* Task to complete *
Show every line in the records below that contains the word "this".

Extracted records:
****************

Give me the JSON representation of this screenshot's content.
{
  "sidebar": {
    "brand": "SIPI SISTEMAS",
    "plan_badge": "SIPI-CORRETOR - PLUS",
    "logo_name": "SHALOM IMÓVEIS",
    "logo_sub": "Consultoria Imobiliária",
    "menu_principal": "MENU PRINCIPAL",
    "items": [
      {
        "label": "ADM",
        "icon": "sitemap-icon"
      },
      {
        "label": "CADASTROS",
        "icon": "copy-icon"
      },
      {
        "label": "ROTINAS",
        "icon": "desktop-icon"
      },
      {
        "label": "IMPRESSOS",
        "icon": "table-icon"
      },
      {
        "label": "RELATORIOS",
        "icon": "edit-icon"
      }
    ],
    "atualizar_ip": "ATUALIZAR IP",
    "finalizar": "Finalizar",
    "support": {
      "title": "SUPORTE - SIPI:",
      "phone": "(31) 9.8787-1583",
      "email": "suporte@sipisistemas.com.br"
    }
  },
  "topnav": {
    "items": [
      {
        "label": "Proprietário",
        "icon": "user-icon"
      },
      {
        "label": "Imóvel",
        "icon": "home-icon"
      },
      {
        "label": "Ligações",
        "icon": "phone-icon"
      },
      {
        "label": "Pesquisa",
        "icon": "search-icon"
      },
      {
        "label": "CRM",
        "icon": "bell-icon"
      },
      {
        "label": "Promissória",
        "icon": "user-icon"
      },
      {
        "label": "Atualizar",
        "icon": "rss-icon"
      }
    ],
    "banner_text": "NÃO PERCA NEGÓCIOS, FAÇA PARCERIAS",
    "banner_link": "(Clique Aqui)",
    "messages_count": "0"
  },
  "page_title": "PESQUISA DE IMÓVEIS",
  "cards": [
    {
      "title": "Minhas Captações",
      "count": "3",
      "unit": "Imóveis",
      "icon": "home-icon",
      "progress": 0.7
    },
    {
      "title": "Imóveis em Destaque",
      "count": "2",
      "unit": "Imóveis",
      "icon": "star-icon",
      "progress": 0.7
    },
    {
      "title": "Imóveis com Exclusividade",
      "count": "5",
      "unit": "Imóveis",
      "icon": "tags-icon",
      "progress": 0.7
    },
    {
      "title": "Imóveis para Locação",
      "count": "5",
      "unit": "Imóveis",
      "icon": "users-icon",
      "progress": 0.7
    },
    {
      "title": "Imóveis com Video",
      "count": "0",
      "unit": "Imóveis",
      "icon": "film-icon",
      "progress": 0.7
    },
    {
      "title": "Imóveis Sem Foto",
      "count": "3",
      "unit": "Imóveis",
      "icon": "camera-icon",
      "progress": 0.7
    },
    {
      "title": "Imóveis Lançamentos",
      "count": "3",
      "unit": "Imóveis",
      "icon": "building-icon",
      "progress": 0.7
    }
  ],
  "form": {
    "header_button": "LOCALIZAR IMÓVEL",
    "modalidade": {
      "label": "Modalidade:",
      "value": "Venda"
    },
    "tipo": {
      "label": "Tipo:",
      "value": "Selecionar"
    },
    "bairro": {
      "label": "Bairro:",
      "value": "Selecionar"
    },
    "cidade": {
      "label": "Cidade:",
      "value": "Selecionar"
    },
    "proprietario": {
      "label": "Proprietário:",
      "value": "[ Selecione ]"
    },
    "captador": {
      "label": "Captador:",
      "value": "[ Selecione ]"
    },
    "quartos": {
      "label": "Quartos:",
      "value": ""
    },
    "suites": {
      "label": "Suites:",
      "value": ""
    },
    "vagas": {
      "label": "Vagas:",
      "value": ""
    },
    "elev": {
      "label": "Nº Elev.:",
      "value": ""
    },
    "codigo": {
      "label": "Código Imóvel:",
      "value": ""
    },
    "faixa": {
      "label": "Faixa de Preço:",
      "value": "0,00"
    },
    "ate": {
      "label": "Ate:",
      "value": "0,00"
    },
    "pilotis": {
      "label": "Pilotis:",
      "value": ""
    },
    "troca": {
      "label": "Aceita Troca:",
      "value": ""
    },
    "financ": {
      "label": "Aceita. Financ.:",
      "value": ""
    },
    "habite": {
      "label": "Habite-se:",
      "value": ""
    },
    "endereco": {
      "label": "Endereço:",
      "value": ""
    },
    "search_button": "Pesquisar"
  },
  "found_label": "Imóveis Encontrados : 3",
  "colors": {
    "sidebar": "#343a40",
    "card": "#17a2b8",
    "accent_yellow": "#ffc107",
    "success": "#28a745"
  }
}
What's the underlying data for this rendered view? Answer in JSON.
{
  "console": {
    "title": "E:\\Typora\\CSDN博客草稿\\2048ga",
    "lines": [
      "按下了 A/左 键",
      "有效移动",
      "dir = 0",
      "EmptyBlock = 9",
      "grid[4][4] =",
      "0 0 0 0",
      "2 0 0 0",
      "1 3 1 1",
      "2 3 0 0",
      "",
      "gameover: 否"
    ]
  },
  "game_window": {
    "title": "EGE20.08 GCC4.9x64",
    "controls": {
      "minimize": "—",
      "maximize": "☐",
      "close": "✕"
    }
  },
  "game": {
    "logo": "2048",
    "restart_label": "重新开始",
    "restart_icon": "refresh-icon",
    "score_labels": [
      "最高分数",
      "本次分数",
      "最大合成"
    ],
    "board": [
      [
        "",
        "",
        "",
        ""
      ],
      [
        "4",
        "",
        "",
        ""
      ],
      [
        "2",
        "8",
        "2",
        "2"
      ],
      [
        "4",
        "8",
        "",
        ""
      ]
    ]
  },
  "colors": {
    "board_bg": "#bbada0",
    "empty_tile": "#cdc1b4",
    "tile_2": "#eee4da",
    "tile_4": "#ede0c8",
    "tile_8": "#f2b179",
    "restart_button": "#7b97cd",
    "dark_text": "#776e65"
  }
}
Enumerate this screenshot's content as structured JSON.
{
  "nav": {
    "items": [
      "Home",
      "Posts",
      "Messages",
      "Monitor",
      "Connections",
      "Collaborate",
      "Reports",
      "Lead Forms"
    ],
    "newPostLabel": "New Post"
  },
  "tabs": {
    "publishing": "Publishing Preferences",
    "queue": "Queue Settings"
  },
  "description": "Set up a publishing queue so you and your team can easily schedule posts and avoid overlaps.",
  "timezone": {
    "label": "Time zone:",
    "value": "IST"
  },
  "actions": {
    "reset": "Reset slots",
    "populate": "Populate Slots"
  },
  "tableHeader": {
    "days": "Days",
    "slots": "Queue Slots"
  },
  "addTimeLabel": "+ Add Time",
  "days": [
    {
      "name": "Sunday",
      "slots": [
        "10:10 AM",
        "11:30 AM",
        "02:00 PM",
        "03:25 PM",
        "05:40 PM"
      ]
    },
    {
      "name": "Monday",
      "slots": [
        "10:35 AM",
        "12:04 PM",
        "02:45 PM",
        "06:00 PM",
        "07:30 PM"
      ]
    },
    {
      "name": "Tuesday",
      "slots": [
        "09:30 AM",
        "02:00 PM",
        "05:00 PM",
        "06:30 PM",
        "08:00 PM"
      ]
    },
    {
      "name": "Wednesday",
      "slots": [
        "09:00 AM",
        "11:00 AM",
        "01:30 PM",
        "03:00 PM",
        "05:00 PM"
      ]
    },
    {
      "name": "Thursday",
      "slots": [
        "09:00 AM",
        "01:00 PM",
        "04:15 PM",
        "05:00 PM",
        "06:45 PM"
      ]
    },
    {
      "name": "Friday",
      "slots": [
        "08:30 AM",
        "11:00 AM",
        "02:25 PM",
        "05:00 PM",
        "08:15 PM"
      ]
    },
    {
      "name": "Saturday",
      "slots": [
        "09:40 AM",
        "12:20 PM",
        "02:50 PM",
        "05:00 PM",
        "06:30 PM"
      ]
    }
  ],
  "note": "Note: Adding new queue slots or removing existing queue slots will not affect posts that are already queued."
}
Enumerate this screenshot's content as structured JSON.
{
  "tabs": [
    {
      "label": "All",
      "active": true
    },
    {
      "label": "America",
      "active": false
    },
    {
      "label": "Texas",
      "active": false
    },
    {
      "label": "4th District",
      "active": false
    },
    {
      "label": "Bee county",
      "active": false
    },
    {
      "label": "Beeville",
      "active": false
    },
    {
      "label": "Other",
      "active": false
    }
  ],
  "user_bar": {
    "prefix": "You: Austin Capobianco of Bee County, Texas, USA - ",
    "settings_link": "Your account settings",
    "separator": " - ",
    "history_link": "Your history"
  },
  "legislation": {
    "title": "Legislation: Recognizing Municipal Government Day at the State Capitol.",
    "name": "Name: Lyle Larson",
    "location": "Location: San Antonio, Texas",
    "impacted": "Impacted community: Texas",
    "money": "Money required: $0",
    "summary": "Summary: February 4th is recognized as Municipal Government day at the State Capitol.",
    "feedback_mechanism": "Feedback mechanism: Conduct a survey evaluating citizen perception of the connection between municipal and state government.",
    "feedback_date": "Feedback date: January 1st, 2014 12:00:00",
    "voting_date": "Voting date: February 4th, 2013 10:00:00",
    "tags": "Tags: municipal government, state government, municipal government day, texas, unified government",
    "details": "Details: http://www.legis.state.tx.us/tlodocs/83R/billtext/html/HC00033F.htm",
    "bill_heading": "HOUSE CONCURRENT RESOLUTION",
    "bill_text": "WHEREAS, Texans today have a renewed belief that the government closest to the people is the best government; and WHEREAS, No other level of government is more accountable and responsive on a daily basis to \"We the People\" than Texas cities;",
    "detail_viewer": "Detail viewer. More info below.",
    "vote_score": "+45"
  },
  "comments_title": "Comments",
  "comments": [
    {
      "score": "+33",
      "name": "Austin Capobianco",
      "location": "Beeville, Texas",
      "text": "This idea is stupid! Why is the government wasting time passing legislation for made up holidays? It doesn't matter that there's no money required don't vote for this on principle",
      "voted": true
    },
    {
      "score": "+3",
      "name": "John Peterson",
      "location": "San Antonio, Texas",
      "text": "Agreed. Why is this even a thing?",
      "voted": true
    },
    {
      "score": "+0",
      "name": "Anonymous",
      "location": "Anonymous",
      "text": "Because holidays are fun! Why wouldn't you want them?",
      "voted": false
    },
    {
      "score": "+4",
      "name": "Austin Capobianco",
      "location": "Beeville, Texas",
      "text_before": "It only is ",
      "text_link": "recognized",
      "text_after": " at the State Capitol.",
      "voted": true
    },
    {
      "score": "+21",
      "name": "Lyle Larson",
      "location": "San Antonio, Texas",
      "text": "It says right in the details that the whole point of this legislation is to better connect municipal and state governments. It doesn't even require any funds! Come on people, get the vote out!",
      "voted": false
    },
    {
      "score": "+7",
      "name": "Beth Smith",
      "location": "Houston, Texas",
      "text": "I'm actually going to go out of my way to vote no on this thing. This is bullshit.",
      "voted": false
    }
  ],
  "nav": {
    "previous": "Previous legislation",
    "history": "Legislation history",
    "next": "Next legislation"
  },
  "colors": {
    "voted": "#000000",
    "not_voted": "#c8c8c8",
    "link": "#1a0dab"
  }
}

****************

* Task result *
Give me the JSON representation of this screenshot's content.
What's the underlying data for this rendered view? Answer in JSON.
Enumerate this screenshot's content as structured JSON.
Enumerate this screenshot's content as structured JSON.
      "text": "This idea is stupid! Why is the government wasting time passing legislation for made up holidays? It doesn't matter that there's no money required don't vote for this on principle",
      "text": "Agreed. Why is this even a thing?",
      "text": "It says right in the details that the whole point of this legislation is to better connect municipal and state governments. It doesn't even require any funds! Come on people, get the vote out!",
      "text": "I'm actually going to go out of my way to vote no on this thing. This is bullshit.",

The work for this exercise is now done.